Task:
Copy out each line below in which the string "CLEAR" appears.

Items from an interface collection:
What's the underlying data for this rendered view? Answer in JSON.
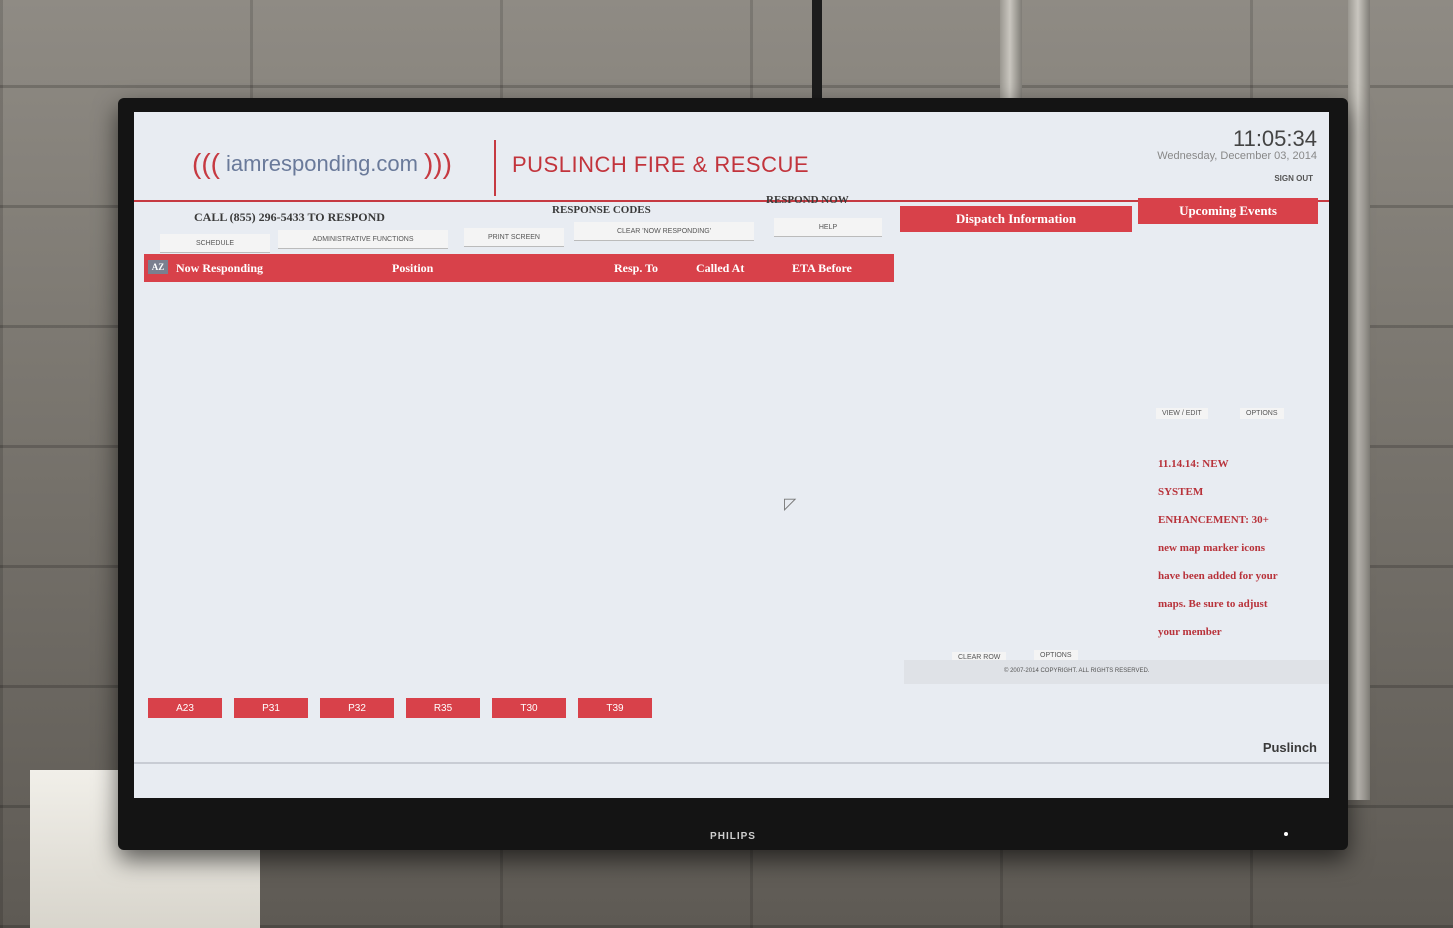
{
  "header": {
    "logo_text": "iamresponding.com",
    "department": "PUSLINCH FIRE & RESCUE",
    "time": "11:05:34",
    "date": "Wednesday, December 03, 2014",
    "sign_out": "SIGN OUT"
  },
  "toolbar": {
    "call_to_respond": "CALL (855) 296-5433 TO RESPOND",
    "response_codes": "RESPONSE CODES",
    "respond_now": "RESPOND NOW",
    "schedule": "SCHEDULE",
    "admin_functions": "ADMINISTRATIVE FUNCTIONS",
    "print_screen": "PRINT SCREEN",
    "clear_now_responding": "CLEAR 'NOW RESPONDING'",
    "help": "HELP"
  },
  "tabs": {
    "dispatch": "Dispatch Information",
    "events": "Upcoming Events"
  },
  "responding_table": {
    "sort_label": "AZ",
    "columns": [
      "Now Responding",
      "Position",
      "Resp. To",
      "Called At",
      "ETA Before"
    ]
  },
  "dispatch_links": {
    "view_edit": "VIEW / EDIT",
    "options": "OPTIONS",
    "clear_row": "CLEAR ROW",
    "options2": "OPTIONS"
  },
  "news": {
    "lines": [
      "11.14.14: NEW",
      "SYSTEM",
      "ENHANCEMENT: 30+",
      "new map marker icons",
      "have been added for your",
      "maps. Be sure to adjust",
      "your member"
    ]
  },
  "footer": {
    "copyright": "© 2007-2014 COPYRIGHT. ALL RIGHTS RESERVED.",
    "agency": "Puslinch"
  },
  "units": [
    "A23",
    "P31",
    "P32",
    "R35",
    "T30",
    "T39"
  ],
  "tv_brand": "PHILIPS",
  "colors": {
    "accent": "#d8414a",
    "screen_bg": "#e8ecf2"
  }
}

Exercise response:
    "clear_now_responding": "CLEAR 'NOW RESPONDING'",
    "clear_row": "CLEAR ROW",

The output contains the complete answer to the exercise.